### Study material
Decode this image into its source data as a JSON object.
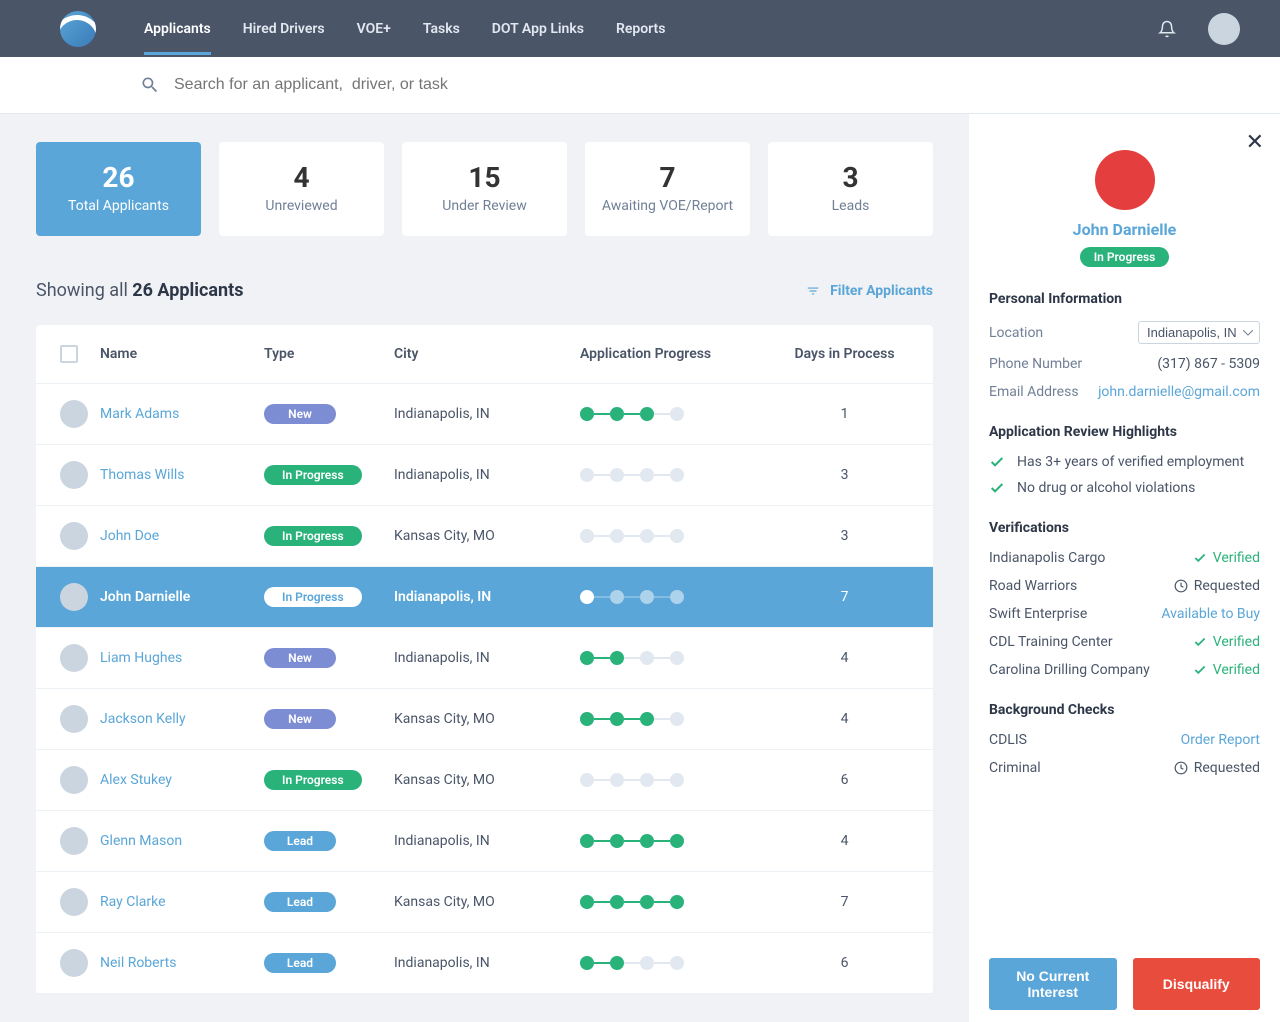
{
  "nav": {
    "items": [
      "Applicants",
      "Hired Drivers",
      "VOE+",
      "Tasks",
      "DOT App Links",
      "Reports"
    ],
    "active": 0
  },
  "search": {
    "placeholder": "Search for an applicant,  driver, or task"
  },
  "stats": [
    {
      "number": "26",
      "label": "Total Applicants",
      "active": true
    },
    {
      "number": "4",
      "label": "Unreviewed",
      "active": false
    },
    {
      "number": "15",
      "label": "Under Review",
      "active": false
    },
    {
      "number": "7",
      "label": "Awaiting VOE/Report",
      "active": false
    },
    {
      "number": "3",
      "label": "Leads",
      "active": false
    }
  ],
  "showing": {
    "prefix": "Showing all ",
    "strong": "26 Applicants"
  },
  "filter_label": "Filter Applicants",
  "columns": {
    "name": "Name",
    "type": "Type",
    "city": "City",
    "progress": "Application Progress",
    "days": "Days in Process"
  },
  "rows": [
    {
      "name": "Mark Adams",
      "type": "New",
      "type_class": "new",
      "city": "Indianapolis, IN",
      "progress": [
        1,
        1,
        1,
        0
      ],
      "days": "1",
      "selected": false
    },
    {
      "name": "Thomas Wills",
      "type": "In Progress",
      "type_class": "inprogress",
      "city": "Indianapolis, IN",
      "progress": [
        0,
        0,
        0,
        0
      ],
      "days": "3",
      "selected": false
    },
    {
      "name": "John Doe",
      "type": "In Progress",
      "type_class": "inprogress",
      "city": "Kansas City, MO",
      "progress": [
        0,
        0,
        0,
        0
      ],
      "days": "3",
      "selected": false
    },
    {
      "name": "John Darnielle",
      "type": "In Progress",
      "type_class": "inprogress",
      "city": "Indianapolis, IN",
      "progress": [
        1,
        0,
        0,
        0
      ],
      "days": "7",
      "selected": true
    },
    {
      "name": "Liam Hughes",
      "type": "New",
      "type_class": "new",
      "city": "Indianapolis, IN",
      "progress": [
        1,
        1,
        0,
        0
      ],
      "days": "4",
      "selected": false
    },
    {
      "name": "Jackson Kelly",
      "type": "New",
      "type_class": "new",
      "city": "Kansas City, MO",
      "progress": [
        1,
        1,
        1,
        0
      ],
      "days": "4",
      "selected": false
    },
    {
      "name": "Alex Stukey",
      "type": "In Progress",
      "type_class": "inprogress",
      "city": "Kansas City, MO",
      "progress": [
        0,
        0,
        0,
        0
      ],
      "days": "6",
      "selected": false
    },
    {
      "name": "Glenn Mason",
      "type": "Lead",
      "type_class": "lead",
      "city": "Indianapolis, IN",
      "progress": [
        1,
        1,
        1,
        1
      ],
      "days": "4",
      "selected": false
    },
    {
      "name": "Ray Clarke",
      "type": "Lead",
      "type_class": "lead",
      "city": "Kansas City, MO",
      "progress": [
        1,
        1,
        1,
        1
      ],
      "days": "7",
      "selected": false
    },
    {
      "name": "Neil Roberts",
      "type": "Lead",
      "type_class": "lead",
      "city": "Indianapolis, IN",
      "progress": [
        1,
        1,
        0,
        0
      ],
      "days": "6",
      "selected": false
    }
  ],
  "detail": {
    "name": "John Darnielle",
    "status": "In Progress",
    "personal_title": "Personal Information",
    "location_label": "Location",
    "location_value": "Indianapolis, IN",
    "phone_label": "Phone Number",
    "phone_value": "(317) 867 - 5309",
    "email_label": "Email Address",
    "email_value": "john.darnielle@gmail.com",
    "highlights_title": "Application Review Highlights",
    "highlights": [
      "Has 3+ years of verified employment",
      "No drug or alcohol violations"
    ],
    "verifications_title": "Verifications",
    "verifications": [
      {
        "name": "Indianapolis Cargo",
        "status": "Verified",
        "type": "verified"
      },
      {
        "name": "Road Warriors",
        "status": "Requested",
        "type": "requested"
      },
      {
        "name": "Swift Enterprise",
        "status": "Available to Buy",
        "type": "buy"
      },
      {
        "name": "CDL Training Center",
        "status": "Verified",
        "type": "verified"
      },
      {
        "name": "Carolina Drilling Company",
        "status": "Verified",
        "type": "verified"
      }
    ],
    "bg_title": "Background Checks",
    "bg_checks": [
      {
        "name": "CDLIS",
        "status": "Order Report",
        "type": "buy"
      },
      {
        "name": "Criminal",
        "status": "Requested",
        "type": "requested"
      }
    ],
    "btn_nocurrent": "No Current Interest",
    "btn_disqualify": "Disqualify"
  }
}
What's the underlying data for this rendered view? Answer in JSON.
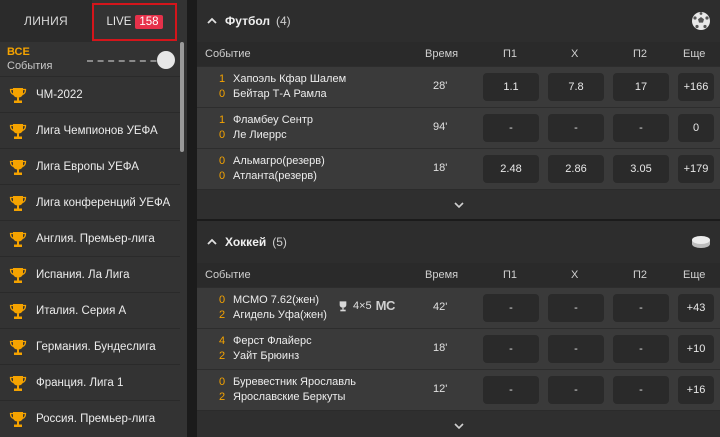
{
  "sidebar": {
    "tab_line": "ЛИНИЯ",
    "tab_live": "LIVE",
    "live_count": "158",
    "filter_all": "ВСЕ",
    "filter_events": "События",
    "items": [
      {
        "label": "ЧМ-2022"
      },
      {
        "label": "Лига Чемпионов УЕФА"
      },
      {
        "label": "Лига Европы УЕФА"
      },
      {
        "label": "Лига конференций УЕФА"
      },
      {
        "label": "Англия. Премьер-лига"
      },
      {
        "label": "Испания. Ла Лига"
      },
      {
        "label": "Италия. Серия А"
      },
      {
        "label": "Германия. Бундеслига"
      },
      {
        "label": "Франция. Лига 1"
      },
      {
        "label": "Россия. Премьер-лига"
      }
    ]
  },
  "columns": {
    "event": "Событие",
    "time": "Время",
    "p1": "П1",
    "x": "Х",
    "p2": "П2",
    "more": "Еще"
  },
  "football": {
    "title": "Футбол",
    "count": "(4)",
    "icon": "soccer-ball-icon",
    "rows": [
      {
        "score1": "1",
        "team1": "Хапоэль Кфар Шалем",
        "score2": "0",
        "team2": "Бейтар Т-А Рамла",
        "time": "28'",
        "p1": "1.1",
        "x": "7.8",
        "p2": "17",
        "more": "+166"
      },
      {
        "score1": "1",
        "team1": "Фламбеу Сентр",
        "score2": "0",
        "team2": "Ле Лиеррс",
        "time": "94'",
        "p1": "-",
        "x": "-",
        "p2": "-",
        "more": "0"
      },
      {
        "score1": "0",
        "team1": "Альмагро(резерв)",
        "score2": "0",
        "team2": "Атланта(резерв)",
        "time": "18'",
        "p1": "2.48",
        "x": "2.86",
        "p2": "3.05",
        "more": "+179"
      }
    ]
  },
  "hockey": {
    "title": "Хоккей",
    "count": "(5)",
    "icon": "hockey-puck-icon",
    "tournament_text": "4×5",
    "tournament_mc": "MC",
    "rows": [
      {
        "score1": "0",
        "team1": "МСМО 7.62(жен)",
        "score2": "2",
        "team2": "Агидель Уфа(жен)",
        "time": "42'",
        "p1": "-",
        "x": "-",
        "p2": "-",
        "more": "+43"
      },
      {
        "score1": "4",
        "team1": "Ферст Флайерс",
        "score2": "2",
        "team2": "Уайт Брюинз",
        "time": "18'",
        "p1": "-",
        "x": "-",
        "p2": "-",
        "more": "+10"
      },
      {
        "score1": "0",
        "team1": "Буревестник Ярославль",
        "score2": "2",
        "team2": "Ярославские Беркуты",
        "time": "12'",
        "p1": "-",
        "x": "-",
        "p2": "-",
        "more": "+16"
      }
    ]
  },
  "colors": {
    "accent": "#f5a300",
    "live_badge": "#e6314a",
    "highlight_border": "#d4151b"
  }
}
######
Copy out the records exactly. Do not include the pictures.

_Response below_.
Decode this image into its source data as a JSON object.
{
  "nav": {
    "items": [
      "Applicants",
      "Hired Drivers",
      "VOE+",
      "Tasks",
      "DOT App Links",
      "Reports"
    ],
    "active": 0
  },
  "search": {
    "placeholder": "Search for an applicant,  driver, or task"
  },
  "stats": [
    {
      "number": "26",
      "label": "Total Applicants",
      "active": true
    },
    {
      "number": "4",
      "label": "Unreviewed",
      "active": false
    },
    {
      "number": "15",
      "label": "Under Review",
      "active": false
    },
    {
      "number": "7",
      "label": "Awaiting VOE/Report",
      "active": false
    },
    {
      "number": "3",
      "label": "Leads",
      "active": false
    }
  ],
  "showing": {
    "prefix": "Showing all ",
    "strong": "26 Applicants"
  },
  "filter_label": "Filter Applicants",
  "columns": {
    "name": "Name",
    "type": "Type",
    "city": "City",
    "progress": "Application Progress",
    "days": "Days in Process"
  },
  "rows": [
    {
      "name": "Mark Adams",
      "type": "New",
      "type_class": "new",
      "city": "Indianapolis, IN",
      "progress": [
        1,
        1,
        1,
        0
      ],
      "days": "1",
      "selected": false
    },
    {
      "name": "Thomas Wills",
      "type": "In Progress",
      "type_class": "inprogress",
      "city": "Indianapolis, IN",
      "progress": [
        0,
        0,
        0,
        0
      ],
      "days": "3",
      "selected": false
    },
    {
      "name": "John Doe",
      "type": "In Progress",
      "type_class": "inprogress",
      "city": "Kansas City, MO",
      "progress": [
        0,
        0,
        0,
        0
      ],
      "days": "3",
      "selected": false
    },
    {
      "name": "John Darnielle",
      "type": "In Progress",
      "type_class": "inprogress",
      "city": "Indianapolis, IN",
      "progress": [
        1,
        0,
        0,
        0
      ],
      "days": "7",
      "selected": true
    },
    {
      "name": "Liam Hughes",
      "type": "New",
      "type_class": "new",
      "city": "Indianapolis, IN",
      "progress": [
        1,
        1,
        0,
        0
      ],
      "days": "4",
      "selected": false
    },
    {
      "name": "Jackson Kelly",
      "type": "New",
      "type_class": "new",
      "city": "Kansas City, MO",
      "progress": [
        1,
        1,
        1,
        0
      ],
      "days": "4",
      "selected": false
    },
    {
      "name": "Alex Stukey",
      "type": "In Progress",
      "type_class": "inprogress",
      "city": "Kansas City, MO",
      "progress": [
        0,
        0,
        0,
        0
      ],
      "days": "6",
      "selected": false
    },
    {
      "name": "Glenn Mason",
      "type": "Lead",
      "type_class": "lead",
      "city": "Indianapolis, IN",
      "progress": [
        1,
        1,
        1,
        1
      ],
      "days": "4",
      "selected": false
    },
    {
      "name": "Ray Clarke",
      "type": "Lead",
      "type_class": "lead",
      "city": "Kansas City, MO",
      "progress": [
        1,
        1,
        1,
        1
      ],
      "days": "7",
      "selected": false
    },
    {
      "name": "Neil Roberts",
      "type": "Lead",
      "type_class": "lead",
      "city": "Indianapolis, IN",
      "progress": [
        1,
        1,
        0,
        0
      ],
      "days": "6",
      "selected": false
    }
  ],
  "detail": {
    "name": "John Darnielle",
    "status": "In Progress",
    "personal_title": "Personal Information",
    "location_label": "Location",
    "location_value": "Indianapolis, IN",
    "phone_label": "Phone Number",
    "phone_value": "(317) 867 - 5309",
    "email_label": "Email Address",
    "email_value": "john.darnielle@gmail.com",
    "highlights_title": "Application Review Highlights",
    "highlights": [
      "Has 3+ years of verified employment",
      "No drug or alcohol violations"
    ],
    "verifications_title": "Verifications",
    "verifications": [
      {
        "name": "Indianapolis Cargo",
        "status": "Verified",
        "type": "verified"
      },
      {
        "name": "Road Warriors",
        "status": "Requested",
        "type": "requested"
      },
      {
        "name": "Swift Enterprise",
        "status": "Available to Buy",
        "type": "buy"
      },
      {
        "name": "CDL Training Center",
        "status": "Verified",
        "type": "verified"
      },
      {
        "name": "Carolina Drilling Company",
        "status": "Verified",
        "type": "verified"
      }
    ],
    "bg_title": "Background Checks",
    "bg_checks": [
      {
        "name": "CDLIS",
        "status": "Order Report",
        "type": "buy"
      },
      {
        "name": "Criminal",
        "status": "Requested",
        "type": "requested"
      }
    ],
    "btn_nocurrent": "No Current Interest",
    "btn_disqualify": "Disqualify"
  }
}
What's the underlying data for this rendered view? Answer in JSON.
{
  "sidebar": {
    "tab_line": "ЛИНИЯ",
    "tab_live": "LIVE",
    "live_count": "158",
    "filter_all": "ВСЕ",
    "filter_events": "События",
    "items": [
      {
        "label": "ЧМ-2022"
      },
      {
        "label": "Лига Чемпионов УЕФА"
      },
      {
        "label": "Лига Европы УЕФА"
      },
      {
        "label": "Лига конференций УЕФА"
      },
      {
        "label": "Англия. Премьер-лига"
      },
      {
        "label": "Испания. Ла Лига"
      },
      {
        "label": "Италия. Серия А"
      },
      {
        "label": "Германия. Бундеслига"
      },
      {
        "label": "Франция. Лига 1"
      },
      {
        "label": "Россия. Премьер-лига"
      }
    ]
  },
  "columns": {
    "event": "Событие",
    "time": "Время",
    "p1": "П1",
    "x": "Х",
    "p2": "П2",
    "more": "Еще"
  },
  "football": {
    "title": "Футбол",
    "count": "(4)",
    "icon": "soccer-ball-icon",
    "rows": [
      {
        "score1": "1",
        "team1": "Хапоэль Кфар Шалем",
        "score2": "0",
        "team2": "Бейтар Т-А Рамла",
        "time": "28'",
        "p1": "1.1",
        "x": "7.8",
        "p2": "17",
        "more": "+166"
      },
      {
        "score1": "1",
        "team1": "Фламбеу Сентр",
        "score2": "0",
        "team2": "Ле Лиеррс",
        "time": "94'",
        "p1": "-",
        "x": "-",
        "p2": "-",
        "more": "0"
      },
      {
        "score1": "0",
        "team1": "Альмагро(резерв)",
        "score2": "0",
        "team2": "Атланта(резерв)",
        "time": "18'",
        "p1": "2.48",
        "x": "2.86",
        "p2": "3.05",
        "more": "+179"
      }
    ]
  },
  "hockey": {
    "title": "Хоккей",
    "count": "(5)",
    "icon": "hockey-puck-icon",
    "tournament_text": "4×5",
    "tournament_mc": "MC",
    "rows": [
      {
        "score1": "0",
        "team1": "МСМО 7.62(жен)",
        "score2": "2",
        "team2": "Агидель Уфа(жен)",
        "time": "42'",
        "p1": "-",
        "x": "-",
        "p2": "-",
        "more": "+43"
      },
      {
        "score1": "4",
        "team1": "Ферст Флайерс",
        "score2": "2",
        "team2": "Уайт Брюинз",
        "time": "18'",
        "p1": "-",
        "x": "-",
        "p2": "-",
        "more": "+10"
      },
      {
        "score1": "0",
        "team1": "Буревестник Ярославль",
        "score2": "2",
        "team2": "Ярославские Беркуты",
        "time": "12'",
        "p1": "-",
        "x": "-",
        "p2": "-",
        "more": "+16"
      }
    ]
  },
  "colors": {
    "accent": "#f5a300",
    "live_badge": "#e6314a",
    "highlight_border": "#d4151b"
  }
}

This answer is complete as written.